▶ [Work task]: Look through the lines below and extract each one that contains "priority".

(Extracted records)
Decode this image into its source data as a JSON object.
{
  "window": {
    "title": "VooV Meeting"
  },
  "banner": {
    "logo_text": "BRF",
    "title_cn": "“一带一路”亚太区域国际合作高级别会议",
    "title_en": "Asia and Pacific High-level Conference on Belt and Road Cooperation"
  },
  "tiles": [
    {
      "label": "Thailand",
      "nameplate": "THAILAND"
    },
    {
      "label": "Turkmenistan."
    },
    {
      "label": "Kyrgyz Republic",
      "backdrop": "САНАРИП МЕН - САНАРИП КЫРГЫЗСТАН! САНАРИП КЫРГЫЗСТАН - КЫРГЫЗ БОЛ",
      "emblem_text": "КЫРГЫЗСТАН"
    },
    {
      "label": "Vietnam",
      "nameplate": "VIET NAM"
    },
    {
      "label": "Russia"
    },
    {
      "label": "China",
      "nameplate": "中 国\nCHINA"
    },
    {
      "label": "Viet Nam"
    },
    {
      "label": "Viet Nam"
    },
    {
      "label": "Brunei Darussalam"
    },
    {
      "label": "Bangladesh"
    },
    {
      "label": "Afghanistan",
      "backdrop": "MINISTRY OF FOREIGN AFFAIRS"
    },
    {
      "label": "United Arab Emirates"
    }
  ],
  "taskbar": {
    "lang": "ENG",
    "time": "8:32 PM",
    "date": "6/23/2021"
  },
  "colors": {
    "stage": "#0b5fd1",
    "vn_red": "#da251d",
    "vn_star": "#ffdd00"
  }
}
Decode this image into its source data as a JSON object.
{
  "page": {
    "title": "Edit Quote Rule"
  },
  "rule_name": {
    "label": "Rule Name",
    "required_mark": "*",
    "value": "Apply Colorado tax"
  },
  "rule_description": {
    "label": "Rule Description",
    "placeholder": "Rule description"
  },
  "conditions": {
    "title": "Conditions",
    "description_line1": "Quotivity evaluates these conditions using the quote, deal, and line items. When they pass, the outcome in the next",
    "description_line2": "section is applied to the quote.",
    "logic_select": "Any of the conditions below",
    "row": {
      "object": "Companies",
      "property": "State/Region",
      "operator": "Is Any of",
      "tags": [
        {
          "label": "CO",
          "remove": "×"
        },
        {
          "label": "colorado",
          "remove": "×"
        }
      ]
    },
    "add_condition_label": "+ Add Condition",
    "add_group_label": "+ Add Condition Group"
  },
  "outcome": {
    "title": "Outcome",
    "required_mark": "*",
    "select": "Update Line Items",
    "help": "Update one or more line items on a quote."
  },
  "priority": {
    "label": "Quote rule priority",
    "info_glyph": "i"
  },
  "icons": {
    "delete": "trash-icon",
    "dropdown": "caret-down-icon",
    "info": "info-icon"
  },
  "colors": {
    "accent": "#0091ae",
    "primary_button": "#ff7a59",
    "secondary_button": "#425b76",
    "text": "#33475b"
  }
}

▶ [Answer to this problem]:
  "priority": {
    "label": "Quote rule priority",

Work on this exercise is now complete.